* [Input]
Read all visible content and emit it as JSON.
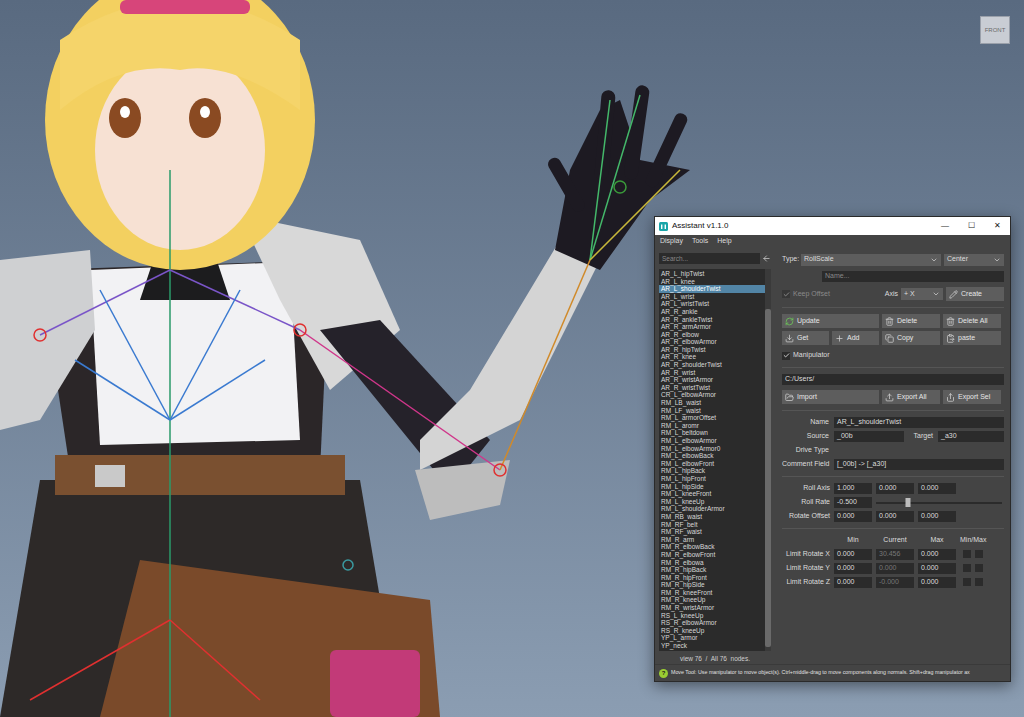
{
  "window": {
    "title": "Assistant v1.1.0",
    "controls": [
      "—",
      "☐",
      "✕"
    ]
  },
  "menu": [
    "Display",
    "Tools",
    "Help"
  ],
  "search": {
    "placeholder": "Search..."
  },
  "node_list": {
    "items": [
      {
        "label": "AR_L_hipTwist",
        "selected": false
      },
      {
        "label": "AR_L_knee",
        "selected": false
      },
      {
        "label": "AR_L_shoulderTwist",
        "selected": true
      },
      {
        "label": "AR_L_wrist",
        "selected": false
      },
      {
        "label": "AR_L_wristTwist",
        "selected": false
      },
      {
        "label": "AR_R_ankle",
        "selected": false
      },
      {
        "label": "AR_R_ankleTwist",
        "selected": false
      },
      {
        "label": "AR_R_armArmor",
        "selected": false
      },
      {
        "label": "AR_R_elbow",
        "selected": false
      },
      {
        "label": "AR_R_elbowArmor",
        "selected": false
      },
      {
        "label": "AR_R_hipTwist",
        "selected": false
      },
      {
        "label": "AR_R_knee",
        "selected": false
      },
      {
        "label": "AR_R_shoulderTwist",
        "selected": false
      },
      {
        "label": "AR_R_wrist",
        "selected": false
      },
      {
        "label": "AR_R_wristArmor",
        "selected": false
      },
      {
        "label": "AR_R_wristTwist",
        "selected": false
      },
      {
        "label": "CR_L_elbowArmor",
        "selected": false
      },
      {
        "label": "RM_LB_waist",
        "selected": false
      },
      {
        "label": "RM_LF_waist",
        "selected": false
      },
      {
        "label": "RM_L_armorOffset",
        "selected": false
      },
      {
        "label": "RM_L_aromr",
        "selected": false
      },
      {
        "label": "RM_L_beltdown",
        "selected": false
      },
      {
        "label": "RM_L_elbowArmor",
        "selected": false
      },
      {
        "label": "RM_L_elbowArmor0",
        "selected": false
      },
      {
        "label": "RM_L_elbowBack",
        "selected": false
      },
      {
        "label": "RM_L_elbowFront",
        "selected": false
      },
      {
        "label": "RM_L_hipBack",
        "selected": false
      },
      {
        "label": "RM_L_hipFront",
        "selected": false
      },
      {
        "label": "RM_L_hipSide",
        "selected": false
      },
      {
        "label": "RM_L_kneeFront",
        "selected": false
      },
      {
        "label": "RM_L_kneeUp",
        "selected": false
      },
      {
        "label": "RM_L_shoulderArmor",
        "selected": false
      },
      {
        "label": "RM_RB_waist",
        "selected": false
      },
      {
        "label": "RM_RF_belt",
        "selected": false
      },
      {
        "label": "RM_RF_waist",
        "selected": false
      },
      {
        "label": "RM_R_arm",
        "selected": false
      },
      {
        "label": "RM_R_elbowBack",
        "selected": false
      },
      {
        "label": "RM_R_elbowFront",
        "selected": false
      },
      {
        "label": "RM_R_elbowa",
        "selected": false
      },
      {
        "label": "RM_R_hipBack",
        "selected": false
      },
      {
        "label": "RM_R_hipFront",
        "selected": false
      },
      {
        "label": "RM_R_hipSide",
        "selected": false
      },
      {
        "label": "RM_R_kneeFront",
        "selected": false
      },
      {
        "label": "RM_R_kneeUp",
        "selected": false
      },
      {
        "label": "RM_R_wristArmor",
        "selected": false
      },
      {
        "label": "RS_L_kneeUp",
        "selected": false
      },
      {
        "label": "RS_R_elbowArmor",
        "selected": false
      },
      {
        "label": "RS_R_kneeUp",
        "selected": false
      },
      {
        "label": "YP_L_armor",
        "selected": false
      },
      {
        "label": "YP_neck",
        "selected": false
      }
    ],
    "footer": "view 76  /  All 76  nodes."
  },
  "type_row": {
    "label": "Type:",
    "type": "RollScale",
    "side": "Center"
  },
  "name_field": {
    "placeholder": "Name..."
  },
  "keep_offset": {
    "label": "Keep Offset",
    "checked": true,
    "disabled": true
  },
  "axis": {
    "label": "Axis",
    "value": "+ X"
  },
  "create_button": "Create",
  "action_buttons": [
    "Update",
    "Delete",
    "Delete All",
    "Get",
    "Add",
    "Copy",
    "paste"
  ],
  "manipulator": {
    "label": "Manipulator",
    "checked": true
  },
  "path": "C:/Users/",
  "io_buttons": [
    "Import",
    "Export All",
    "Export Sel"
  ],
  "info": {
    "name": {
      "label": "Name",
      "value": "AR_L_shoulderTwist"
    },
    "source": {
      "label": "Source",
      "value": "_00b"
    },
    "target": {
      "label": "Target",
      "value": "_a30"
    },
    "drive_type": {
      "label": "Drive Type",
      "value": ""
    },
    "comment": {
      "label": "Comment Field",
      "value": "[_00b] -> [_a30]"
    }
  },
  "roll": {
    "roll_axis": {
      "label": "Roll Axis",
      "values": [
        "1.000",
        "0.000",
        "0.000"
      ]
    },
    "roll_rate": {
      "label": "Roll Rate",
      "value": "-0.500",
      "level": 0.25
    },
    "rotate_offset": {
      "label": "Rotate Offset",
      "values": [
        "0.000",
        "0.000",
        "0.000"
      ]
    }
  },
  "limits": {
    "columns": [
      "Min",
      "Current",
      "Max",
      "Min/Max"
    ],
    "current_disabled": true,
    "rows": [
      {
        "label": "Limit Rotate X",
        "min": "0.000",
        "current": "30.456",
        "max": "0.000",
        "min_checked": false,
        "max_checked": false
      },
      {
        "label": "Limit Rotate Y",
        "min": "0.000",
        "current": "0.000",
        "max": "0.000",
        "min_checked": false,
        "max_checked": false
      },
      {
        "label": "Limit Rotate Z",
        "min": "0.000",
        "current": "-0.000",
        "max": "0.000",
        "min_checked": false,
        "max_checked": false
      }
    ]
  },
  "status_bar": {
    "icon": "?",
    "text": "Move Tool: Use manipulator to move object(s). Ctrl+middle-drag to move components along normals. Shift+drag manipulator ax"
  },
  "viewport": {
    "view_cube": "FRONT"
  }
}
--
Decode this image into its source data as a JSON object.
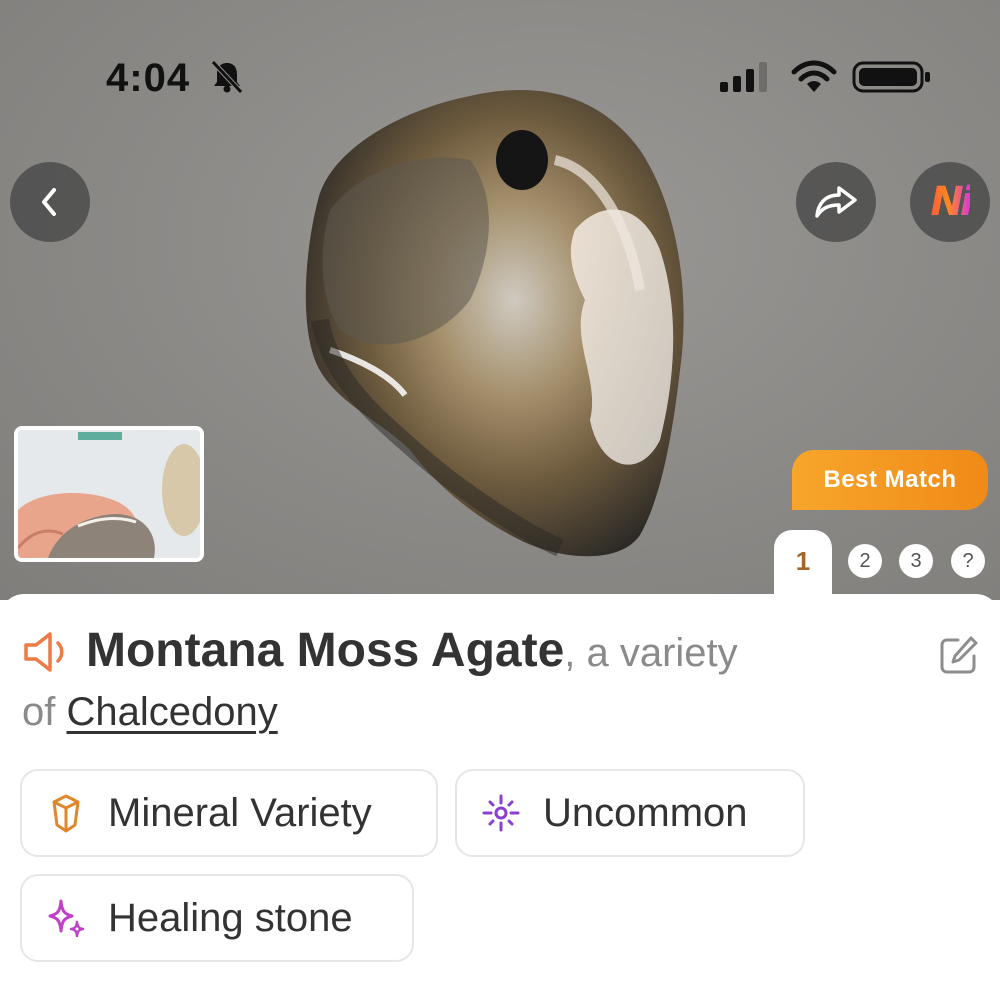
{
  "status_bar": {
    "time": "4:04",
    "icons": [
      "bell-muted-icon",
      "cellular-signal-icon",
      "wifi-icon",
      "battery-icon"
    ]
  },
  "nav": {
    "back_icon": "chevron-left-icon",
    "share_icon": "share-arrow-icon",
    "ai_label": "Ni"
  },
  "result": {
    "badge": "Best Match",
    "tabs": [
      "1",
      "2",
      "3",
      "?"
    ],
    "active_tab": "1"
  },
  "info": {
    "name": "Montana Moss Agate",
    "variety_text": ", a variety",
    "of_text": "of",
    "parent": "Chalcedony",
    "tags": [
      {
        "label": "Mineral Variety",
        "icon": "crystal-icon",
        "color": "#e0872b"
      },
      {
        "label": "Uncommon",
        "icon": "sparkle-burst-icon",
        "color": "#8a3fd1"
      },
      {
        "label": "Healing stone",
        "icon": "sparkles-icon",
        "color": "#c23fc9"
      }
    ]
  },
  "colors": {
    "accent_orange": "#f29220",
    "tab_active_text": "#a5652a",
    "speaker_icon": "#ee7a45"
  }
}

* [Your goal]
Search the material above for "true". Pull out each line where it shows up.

* [Answer to the problem]
        "selected": true
    "checked": true,
    "disabled": true
    "checked": true
    "current_disabled": true,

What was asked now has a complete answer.